Luke Fontana, ATTORNEY AT LAW – Brief Bio

Luke Fontana started his law practice as a civil rights attorney working as a staff attorney in the Algiers projects for New Orleans Legal Assistance Corporation in 1968 – 1970.

He was responsible for the desegregation of the State Industrial School for Colored Youth notoriously known as Scotlandville.  This lawsuit not only resulted in the desegregation of the juvenile institutions in the state of Louisiana in 1968 – 1969, but also resulted in the equalization of funding by the Louisiana State Legislature to the juvenile institutions in the state of Louisiana.

In hearings before United States District Judge Alvin Rubin, Mr. Fontana described Scotlandville as a brutal prison.  And the white juvenile institutions as country clubs.

Mr. Fontana became well known as a penal reform attorney. In a class action lawsuit filed in 1969 against New Orleans Mayor Victor Schiro, Mr. Fontana represented, all prisoners in the notorious Orleans Parish Prison, alleging violation of the United States Constitution prohibition against cruel and unusual punishment. This was the first penal lawsuit, appointing a Special Master, and was written up by the American Bar Association.

In this class action lawsuit, United States District Court Judge Herbert Christenberry ruled in Mr. Fontana’s favor, and ordered the city of New Orleans to improve the conditions of Orleans Parish prison, or face a contempt of court citation Mr. Fontana litigated this case for a period of over 12 years, filing numerous contempt of court violations against every New Orleans mayor, from Mayor Moon Landrieu to Mayor Dutch Morial.

Mr. Fontana was also one of the attorneys involved in the class action lawsuit against the Louisiana State Prison, known as Angola, alleging violations of the United States Constitution for cruel and unusual punishment, and seeking relief from these elements of torture.

The United States District Court Judge in Baton Rouge granted Mr. Fontana’s plaintiffs an injunction, prohibiting the state of Louisiana from inflicting cruel and unusual punishment on the prisoners of Angola the majority of whom were African-Americans.

Mr. Fontana was well known for his representation of New Orleans police brutality cases against African-Americans. His most famous case was his handling of the Charles Cheatham police killing of Mr. Cheatham on Bourbon Street in April of 1975 by New Orleans police officer Stephen Reboul.

The jury in Louisiana Civil District Court in New Orleans, Judge Tom Early presiding, granted Sheryl Cheatham, widow of Charles Cheatham, and her young son, an award of $619,000

This was the first time any large award was granted against the New Orleans Police Department for killing an African-American. It was the first time in New Orleans, the NOPD blue line had ever been cracked. Mr. Fontana played a key part in cracking this case. At the last second on the second day of the jury trial, Mr. Fontana was able to produce Ronnie Lee Watson, a key witness to the cold blooded murder shooting of Charles Cheatham by Stephen Reboul.

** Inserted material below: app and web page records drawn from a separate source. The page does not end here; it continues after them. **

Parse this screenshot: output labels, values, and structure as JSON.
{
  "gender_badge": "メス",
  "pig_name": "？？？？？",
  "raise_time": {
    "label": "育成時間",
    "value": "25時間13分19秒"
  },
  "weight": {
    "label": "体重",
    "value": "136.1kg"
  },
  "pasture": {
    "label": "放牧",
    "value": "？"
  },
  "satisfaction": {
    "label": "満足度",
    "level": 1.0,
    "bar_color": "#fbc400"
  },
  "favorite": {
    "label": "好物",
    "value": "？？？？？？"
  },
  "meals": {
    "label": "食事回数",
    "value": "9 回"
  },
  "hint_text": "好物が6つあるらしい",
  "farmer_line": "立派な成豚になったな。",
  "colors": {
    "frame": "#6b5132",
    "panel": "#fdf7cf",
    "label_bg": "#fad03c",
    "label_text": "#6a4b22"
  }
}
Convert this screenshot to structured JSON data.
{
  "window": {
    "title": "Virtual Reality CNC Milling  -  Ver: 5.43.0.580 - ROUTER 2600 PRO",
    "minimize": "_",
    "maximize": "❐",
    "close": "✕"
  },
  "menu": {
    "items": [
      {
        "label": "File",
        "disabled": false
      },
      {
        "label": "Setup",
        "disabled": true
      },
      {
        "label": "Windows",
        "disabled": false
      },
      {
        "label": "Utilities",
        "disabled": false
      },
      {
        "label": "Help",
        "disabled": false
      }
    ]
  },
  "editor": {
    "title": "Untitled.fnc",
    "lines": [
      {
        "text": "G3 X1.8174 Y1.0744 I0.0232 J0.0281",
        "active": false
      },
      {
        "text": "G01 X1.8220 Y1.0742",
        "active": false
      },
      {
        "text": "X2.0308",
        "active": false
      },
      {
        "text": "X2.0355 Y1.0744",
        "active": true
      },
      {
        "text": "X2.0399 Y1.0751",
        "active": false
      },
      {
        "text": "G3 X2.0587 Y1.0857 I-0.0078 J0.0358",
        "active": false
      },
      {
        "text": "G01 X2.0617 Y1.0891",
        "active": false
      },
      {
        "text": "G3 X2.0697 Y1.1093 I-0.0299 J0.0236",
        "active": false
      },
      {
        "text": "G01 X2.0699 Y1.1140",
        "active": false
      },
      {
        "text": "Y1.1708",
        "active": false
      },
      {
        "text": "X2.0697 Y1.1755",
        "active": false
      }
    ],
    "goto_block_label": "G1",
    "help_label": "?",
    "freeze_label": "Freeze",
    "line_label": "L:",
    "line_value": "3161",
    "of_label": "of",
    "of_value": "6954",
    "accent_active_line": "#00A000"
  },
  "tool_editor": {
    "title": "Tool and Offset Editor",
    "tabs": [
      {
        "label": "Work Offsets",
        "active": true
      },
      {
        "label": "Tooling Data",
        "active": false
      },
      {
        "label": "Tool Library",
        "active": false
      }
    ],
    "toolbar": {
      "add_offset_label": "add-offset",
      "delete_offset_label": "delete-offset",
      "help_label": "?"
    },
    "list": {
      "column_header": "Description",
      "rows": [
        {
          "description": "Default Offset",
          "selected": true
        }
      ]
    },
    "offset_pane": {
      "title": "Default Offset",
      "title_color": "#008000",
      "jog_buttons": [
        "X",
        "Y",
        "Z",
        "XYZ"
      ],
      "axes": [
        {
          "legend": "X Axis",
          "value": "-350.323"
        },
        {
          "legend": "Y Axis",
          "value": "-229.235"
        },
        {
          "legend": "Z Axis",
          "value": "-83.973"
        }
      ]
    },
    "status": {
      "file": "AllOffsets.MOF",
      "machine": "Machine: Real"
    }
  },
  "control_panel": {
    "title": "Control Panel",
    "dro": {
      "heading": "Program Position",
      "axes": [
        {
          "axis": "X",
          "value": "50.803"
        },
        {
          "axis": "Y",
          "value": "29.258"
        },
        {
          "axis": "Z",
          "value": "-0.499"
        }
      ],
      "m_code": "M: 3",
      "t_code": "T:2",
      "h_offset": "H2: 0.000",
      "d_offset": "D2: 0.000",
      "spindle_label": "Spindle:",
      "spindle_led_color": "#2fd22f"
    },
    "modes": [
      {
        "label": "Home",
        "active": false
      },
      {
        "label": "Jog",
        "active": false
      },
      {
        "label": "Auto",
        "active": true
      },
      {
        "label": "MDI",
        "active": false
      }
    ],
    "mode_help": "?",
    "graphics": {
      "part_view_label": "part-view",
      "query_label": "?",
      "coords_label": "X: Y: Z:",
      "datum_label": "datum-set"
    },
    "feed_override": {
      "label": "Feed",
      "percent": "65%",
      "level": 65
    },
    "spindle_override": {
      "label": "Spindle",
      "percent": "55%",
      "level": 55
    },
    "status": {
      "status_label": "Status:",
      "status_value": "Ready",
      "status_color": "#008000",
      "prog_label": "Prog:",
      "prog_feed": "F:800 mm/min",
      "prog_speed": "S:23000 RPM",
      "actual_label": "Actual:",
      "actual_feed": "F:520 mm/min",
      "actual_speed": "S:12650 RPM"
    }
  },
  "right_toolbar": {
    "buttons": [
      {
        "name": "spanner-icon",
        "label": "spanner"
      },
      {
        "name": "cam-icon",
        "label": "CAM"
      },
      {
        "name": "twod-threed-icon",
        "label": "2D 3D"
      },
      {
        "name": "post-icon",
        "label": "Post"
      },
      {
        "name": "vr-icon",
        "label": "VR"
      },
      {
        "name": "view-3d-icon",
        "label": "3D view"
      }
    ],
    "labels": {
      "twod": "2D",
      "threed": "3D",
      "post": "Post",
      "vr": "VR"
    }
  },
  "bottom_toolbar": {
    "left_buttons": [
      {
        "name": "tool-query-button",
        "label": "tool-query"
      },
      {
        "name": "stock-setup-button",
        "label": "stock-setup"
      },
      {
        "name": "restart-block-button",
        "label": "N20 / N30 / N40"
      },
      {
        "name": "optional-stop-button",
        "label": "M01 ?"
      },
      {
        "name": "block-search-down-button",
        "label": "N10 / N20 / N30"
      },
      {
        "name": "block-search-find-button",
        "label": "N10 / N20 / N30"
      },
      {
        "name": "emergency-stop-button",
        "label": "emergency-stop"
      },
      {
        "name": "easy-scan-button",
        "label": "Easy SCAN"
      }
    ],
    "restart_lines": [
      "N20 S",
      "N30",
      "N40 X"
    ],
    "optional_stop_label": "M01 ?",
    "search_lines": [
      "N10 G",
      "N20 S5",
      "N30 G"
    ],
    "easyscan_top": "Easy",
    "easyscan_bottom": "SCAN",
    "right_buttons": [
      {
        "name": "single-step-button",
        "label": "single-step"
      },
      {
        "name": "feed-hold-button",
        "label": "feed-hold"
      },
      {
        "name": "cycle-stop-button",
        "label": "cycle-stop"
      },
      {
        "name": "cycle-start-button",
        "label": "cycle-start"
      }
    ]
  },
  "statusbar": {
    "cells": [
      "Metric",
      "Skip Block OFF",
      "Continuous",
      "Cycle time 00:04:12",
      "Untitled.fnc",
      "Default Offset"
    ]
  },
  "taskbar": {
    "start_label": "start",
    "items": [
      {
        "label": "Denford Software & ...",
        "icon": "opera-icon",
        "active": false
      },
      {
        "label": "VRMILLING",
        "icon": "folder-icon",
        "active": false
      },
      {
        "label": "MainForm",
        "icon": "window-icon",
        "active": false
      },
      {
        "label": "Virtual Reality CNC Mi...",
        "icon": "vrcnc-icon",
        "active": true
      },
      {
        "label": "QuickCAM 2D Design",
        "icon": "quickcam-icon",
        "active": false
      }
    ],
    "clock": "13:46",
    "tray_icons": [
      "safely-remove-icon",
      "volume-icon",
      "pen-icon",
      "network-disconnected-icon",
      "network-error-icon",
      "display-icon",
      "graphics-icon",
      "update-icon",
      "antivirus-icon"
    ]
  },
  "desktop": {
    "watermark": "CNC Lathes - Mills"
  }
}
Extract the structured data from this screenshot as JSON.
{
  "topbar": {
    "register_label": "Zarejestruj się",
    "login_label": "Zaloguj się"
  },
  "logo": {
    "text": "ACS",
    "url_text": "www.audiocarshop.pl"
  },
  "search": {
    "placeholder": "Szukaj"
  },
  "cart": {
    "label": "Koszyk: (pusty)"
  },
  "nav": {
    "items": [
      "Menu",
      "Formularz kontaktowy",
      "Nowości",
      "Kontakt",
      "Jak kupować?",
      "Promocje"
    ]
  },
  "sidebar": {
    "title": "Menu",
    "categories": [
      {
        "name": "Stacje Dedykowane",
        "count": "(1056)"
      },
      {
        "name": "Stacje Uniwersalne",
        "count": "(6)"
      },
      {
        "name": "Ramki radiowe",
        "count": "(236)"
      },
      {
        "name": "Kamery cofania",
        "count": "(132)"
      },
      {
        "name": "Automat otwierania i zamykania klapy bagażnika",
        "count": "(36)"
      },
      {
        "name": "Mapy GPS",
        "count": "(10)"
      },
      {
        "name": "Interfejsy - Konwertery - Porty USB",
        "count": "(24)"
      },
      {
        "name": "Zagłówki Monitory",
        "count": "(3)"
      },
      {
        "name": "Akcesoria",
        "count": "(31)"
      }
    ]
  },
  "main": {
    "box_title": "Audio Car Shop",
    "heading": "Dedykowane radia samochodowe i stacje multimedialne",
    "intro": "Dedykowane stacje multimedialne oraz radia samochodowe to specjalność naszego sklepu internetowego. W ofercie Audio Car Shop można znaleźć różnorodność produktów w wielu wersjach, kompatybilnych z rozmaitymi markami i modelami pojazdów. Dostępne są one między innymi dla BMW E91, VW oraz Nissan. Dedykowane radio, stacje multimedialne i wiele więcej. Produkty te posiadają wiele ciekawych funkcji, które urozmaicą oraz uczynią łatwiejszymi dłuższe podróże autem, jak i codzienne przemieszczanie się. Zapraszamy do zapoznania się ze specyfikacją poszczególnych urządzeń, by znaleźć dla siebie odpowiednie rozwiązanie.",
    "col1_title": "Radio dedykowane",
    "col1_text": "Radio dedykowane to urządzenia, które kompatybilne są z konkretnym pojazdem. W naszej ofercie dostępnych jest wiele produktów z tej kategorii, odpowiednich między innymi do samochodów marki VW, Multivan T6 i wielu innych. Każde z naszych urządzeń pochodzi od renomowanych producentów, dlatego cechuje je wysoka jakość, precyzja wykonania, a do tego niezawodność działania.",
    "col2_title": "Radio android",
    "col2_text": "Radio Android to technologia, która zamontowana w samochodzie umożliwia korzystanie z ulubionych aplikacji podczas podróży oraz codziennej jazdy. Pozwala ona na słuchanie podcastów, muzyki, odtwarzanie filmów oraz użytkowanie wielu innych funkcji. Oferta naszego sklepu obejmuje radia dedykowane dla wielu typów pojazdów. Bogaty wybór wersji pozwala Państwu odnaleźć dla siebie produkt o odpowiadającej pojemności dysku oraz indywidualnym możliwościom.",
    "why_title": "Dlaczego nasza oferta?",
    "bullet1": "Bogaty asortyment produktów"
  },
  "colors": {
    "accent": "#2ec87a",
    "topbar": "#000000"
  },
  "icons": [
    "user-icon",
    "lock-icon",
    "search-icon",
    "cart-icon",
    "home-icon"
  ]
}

By his own testimony, Ronnie Lee Watson testified that members of the NOPD threatened to kill him, if he was ever discovered again in the French Quarter of New Orleans

One witness that repeated the police killing storyline was found dead in Lake Pontchtrain 7 days later with five bullet holes in his head.

In spite of all these obstacles, Fontana pulled Ronnie Lee Watson out of a hat, and broke the NOPD BLUE LINE.

This award of $619,000 was reversed in the Louisiana. Fourth Circuit Court of Appeal, Judge Peter Beer residing.

Peter Beer was an ex New Orleans city councilman, and it became evident his decision was likely to protect the purse strings of the city of New Orleans, whom he once represented as a city councilman.

The Louisiana State Supreme Court, Judge Pascal Calogero presiding, reversed this unfair and prejudicial decision of Peter Beer’s Fourth Circuit Court of Appeals

After appeals, writs to Louisiana State Supreme Court, accumulating legal interest, the final judgment in the Charles Cheatham case came out to $800,000, which the taxpayers of New Orleans were obligated to pay.

In spite of this, Stephan Reboul remained on the New Orleans Police Department under the administration of Mayor Ernest Dutch Morial, the first Afro American elected mayor of the city of New Orleans.

NOPD officer, and now accused killer cop Stephen Reboul, was part of the New Orleans Police Department raid that killed four Afro American Algiers residents. This raid is known as the Algiers massacre. Steven Reboul shot Cheryl Singleton, while she was in the bathtub with her 10 year old child nearby.

After retiring for several years, Mr. Fontana is presently renewing his license to practice law under the jurisdiction of the Louisiana State Bar Association.

Luke Fontana